Cultural sociology is much more than the sociological study of cultural forms such as art, sport, food, leisure or choices in interior design; it is also an exploration of how and why all aspects of society have a cultural dimension to them. Culture can be understood as the symbols and artefacts, images and practices, humans draw upon in order to make sense of the world. Research and scholarship in this field at Flinders has included work on musical and architectural forms of cultural production; the role of cultural symbols and aesthetic practices in everyday life; as well as theoretical interrogations of the role of meaning-making in the most general or anthropological sense (eg the role of the senses, imagination and creativity in human experience). Other research asks larger questions about social imaginaries, cultural modernities and civilizational analyses.
Economy and society
Since the discipline’s foundation sociologists have been concerned with the modern market economy: its institutional forms, religious underpinnings, socio-cultural consequences and future trajectories. Reflecting the significance of the economic dimensions of social life, the economy and society strand analyses the macro-micro dynamics of economic phenomena, illuminating how relations between economic institutions – such as state and global regulators, finance capital – influence individuals’ life-chances, households, the labour market, and the natural environment. In doing so it draws attention to what is often considered ‘economic’ is influenced by cultural and moral dimensions. This work is theoretical (eg exploring debates in the current transformations of capitalism) and empirical (eg studies of experiences of identity construction under conditions of precarious labour). Sociological research on the economy also includes studies of organizational cultures, the social and cultural dimensions of branding and marketing, as well as the material culture aspects of economic goods and markets.

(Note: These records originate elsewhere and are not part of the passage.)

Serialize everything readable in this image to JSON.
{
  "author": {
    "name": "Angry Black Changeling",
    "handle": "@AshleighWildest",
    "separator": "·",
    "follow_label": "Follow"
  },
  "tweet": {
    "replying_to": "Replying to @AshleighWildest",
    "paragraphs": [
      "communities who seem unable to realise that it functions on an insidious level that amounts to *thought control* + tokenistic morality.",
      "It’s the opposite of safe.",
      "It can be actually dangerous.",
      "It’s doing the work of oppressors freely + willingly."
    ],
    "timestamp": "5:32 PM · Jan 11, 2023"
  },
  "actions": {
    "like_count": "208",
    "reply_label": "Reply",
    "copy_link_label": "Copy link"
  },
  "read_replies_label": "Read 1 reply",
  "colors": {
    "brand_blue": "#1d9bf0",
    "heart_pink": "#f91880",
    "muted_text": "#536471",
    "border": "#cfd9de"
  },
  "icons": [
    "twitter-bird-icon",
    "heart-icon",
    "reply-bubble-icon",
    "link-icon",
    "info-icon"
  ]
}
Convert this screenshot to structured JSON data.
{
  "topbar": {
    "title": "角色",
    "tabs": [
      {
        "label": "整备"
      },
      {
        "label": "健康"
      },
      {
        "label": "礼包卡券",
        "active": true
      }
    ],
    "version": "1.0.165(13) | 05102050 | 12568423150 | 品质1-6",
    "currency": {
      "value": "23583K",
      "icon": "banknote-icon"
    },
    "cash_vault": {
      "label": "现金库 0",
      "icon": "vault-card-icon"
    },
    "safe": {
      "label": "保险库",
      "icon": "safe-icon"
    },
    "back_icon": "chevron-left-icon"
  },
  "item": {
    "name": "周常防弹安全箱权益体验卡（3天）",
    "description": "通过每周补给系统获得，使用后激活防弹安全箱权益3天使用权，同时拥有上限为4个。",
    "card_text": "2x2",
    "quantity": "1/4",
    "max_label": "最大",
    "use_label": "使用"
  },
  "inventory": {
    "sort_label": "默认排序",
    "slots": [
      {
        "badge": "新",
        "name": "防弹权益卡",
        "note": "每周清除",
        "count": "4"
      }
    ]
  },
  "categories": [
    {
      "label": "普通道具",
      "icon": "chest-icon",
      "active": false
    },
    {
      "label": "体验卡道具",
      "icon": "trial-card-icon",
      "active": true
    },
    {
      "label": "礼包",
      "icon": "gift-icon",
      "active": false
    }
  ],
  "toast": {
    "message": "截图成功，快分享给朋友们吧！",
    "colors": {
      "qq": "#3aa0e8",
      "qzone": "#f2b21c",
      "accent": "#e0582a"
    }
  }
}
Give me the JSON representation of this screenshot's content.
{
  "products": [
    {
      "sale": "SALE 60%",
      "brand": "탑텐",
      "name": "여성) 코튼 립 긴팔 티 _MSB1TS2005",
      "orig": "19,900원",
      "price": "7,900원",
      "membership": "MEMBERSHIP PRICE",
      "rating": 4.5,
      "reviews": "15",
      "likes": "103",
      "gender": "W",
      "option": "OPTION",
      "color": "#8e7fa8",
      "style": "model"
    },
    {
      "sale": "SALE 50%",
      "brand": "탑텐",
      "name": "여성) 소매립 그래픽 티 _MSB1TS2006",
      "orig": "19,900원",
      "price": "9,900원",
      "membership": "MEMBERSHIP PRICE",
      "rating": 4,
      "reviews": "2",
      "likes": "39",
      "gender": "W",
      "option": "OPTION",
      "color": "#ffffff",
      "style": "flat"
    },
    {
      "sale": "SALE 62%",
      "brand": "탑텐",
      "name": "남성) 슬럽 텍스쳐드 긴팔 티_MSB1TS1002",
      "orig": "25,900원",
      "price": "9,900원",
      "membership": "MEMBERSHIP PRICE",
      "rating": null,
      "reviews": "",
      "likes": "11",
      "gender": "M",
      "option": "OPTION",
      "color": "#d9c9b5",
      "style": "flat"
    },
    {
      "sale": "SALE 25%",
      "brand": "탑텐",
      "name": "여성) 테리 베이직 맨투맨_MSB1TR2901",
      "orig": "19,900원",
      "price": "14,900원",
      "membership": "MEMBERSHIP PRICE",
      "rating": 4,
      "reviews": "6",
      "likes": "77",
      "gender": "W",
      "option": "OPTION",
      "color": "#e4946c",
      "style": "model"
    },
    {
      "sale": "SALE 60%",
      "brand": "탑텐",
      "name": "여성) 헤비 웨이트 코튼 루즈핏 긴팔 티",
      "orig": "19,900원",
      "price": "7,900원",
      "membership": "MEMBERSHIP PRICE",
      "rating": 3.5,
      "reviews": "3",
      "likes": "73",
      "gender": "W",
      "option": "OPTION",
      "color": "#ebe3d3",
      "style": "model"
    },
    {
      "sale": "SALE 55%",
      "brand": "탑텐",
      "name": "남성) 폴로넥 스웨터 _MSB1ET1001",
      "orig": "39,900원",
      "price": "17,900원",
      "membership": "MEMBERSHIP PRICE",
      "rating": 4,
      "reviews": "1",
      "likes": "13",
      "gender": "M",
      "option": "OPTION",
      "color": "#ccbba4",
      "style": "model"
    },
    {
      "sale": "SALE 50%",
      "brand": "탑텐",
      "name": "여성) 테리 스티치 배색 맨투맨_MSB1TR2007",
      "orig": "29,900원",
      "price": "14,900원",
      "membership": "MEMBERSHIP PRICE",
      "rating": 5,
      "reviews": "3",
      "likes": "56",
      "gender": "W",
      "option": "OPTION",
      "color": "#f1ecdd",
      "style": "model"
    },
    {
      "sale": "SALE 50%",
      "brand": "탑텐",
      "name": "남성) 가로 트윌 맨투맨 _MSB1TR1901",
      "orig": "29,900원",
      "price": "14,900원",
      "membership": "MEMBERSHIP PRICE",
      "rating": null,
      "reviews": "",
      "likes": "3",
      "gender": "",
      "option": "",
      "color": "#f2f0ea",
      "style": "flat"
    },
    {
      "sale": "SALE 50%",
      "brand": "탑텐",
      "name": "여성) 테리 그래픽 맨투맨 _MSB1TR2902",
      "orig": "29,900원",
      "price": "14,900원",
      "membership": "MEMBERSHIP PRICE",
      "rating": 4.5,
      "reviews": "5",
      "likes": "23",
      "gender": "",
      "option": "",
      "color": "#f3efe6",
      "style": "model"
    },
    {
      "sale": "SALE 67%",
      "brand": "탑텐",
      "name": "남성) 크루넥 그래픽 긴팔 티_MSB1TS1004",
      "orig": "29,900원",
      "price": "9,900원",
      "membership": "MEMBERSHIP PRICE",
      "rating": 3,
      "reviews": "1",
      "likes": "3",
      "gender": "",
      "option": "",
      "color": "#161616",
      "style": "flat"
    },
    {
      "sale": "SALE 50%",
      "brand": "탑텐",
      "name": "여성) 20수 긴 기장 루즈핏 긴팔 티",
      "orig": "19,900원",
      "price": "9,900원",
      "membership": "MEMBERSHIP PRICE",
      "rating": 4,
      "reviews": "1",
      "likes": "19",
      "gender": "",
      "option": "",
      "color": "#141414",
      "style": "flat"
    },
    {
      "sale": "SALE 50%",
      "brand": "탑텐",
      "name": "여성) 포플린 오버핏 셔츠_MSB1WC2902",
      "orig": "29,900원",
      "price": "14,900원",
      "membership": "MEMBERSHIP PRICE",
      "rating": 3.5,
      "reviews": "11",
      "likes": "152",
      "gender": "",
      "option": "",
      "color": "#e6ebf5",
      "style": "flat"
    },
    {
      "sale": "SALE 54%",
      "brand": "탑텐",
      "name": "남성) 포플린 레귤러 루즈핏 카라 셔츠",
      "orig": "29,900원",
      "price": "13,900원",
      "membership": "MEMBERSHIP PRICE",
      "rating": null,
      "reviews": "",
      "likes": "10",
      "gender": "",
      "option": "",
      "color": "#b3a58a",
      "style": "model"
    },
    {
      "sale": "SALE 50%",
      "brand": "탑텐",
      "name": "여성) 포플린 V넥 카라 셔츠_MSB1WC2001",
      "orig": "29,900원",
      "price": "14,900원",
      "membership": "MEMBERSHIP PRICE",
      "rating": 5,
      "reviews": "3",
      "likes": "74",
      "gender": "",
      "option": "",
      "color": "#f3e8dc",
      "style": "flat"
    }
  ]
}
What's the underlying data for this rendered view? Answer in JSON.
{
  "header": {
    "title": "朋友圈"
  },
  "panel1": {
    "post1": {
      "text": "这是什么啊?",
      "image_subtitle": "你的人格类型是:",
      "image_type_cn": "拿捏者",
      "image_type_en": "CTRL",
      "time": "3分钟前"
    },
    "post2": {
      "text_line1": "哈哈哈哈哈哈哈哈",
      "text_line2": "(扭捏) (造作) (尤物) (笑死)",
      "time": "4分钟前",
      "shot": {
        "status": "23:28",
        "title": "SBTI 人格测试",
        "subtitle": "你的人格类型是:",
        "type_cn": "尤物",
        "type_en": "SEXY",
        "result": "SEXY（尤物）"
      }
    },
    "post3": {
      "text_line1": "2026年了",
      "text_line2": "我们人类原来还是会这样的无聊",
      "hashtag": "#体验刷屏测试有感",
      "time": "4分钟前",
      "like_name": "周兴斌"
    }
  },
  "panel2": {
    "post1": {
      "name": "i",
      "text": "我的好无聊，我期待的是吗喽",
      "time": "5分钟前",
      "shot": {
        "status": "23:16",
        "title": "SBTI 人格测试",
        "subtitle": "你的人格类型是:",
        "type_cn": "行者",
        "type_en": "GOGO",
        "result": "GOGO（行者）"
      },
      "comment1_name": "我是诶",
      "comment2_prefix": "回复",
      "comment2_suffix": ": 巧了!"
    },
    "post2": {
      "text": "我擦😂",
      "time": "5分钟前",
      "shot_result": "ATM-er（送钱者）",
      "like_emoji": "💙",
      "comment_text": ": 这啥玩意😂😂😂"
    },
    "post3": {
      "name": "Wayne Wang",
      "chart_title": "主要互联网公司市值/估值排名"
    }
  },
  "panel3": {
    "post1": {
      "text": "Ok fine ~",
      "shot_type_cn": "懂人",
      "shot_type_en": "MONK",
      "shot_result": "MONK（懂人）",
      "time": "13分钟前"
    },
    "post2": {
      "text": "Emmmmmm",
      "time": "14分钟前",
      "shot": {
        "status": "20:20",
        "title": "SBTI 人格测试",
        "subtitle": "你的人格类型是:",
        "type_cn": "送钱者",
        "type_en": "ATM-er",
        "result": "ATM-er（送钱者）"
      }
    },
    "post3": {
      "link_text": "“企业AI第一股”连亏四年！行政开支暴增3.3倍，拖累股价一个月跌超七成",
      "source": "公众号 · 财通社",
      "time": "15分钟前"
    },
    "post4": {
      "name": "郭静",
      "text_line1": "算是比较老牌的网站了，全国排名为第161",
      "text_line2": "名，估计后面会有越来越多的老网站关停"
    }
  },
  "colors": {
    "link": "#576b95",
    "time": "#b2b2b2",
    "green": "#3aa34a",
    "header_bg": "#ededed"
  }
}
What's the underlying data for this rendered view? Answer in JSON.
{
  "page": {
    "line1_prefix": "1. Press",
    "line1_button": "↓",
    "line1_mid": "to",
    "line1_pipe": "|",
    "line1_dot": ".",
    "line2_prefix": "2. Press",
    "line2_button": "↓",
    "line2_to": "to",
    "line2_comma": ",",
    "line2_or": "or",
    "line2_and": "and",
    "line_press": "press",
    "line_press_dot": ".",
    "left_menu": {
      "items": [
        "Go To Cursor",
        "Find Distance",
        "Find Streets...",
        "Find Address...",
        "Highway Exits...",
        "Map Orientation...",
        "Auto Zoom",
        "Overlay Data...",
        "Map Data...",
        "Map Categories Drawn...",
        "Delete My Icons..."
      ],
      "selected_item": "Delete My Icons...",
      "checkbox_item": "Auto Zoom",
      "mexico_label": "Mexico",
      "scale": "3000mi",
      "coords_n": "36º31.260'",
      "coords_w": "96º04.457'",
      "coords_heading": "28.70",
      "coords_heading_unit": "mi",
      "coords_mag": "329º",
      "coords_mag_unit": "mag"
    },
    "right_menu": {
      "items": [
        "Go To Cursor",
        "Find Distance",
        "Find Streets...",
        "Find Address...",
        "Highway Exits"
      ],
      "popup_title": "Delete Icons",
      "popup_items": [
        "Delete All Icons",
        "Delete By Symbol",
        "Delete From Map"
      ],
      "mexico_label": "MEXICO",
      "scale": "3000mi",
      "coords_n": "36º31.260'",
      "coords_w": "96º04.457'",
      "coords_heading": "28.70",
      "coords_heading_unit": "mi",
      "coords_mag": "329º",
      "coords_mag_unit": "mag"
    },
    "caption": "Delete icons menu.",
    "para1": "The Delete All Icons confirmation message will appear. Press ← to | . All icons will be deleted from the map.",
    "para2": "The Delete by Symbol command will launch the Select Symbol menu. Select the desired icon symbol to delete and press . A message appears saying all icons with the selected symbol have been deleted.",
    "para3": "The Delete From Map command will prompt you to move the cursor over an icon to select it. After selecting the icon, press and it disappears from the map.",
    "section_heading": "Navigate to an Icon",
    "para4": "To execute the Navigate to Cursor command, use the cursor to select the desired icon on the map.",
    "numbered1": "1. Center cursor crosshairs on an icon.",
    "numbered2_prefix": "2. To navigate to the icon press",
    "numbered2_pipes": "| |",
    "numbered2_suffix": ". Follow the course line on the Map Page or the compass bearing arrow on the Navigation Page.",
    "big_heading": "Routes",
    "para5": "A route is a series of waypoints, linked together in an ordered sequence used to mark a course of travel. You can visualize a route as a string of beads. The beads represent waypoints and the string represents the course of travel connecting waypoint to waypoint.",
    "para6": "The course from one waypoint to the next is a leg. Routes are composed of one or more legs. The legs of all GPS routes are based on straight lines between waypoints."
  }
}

Environment and nature
The sociology of environment and nature addresses contemporary understandings of the environment and nature as an 'unlimited resource', the conventional culture/nature divide, as well as inter-cultural understandings of nature. It examines social practices, cultural meanings and institutional power in a range of interrelated areas concerning the environment and nature, such as capitalism, science, industrial agriculture and food practices. It also critically considers various public and other responses to the environmental issues of our times, through, for example, analyses of social movements, the role and treatment of non-human animals, and understandings of 'ecological worldhood'.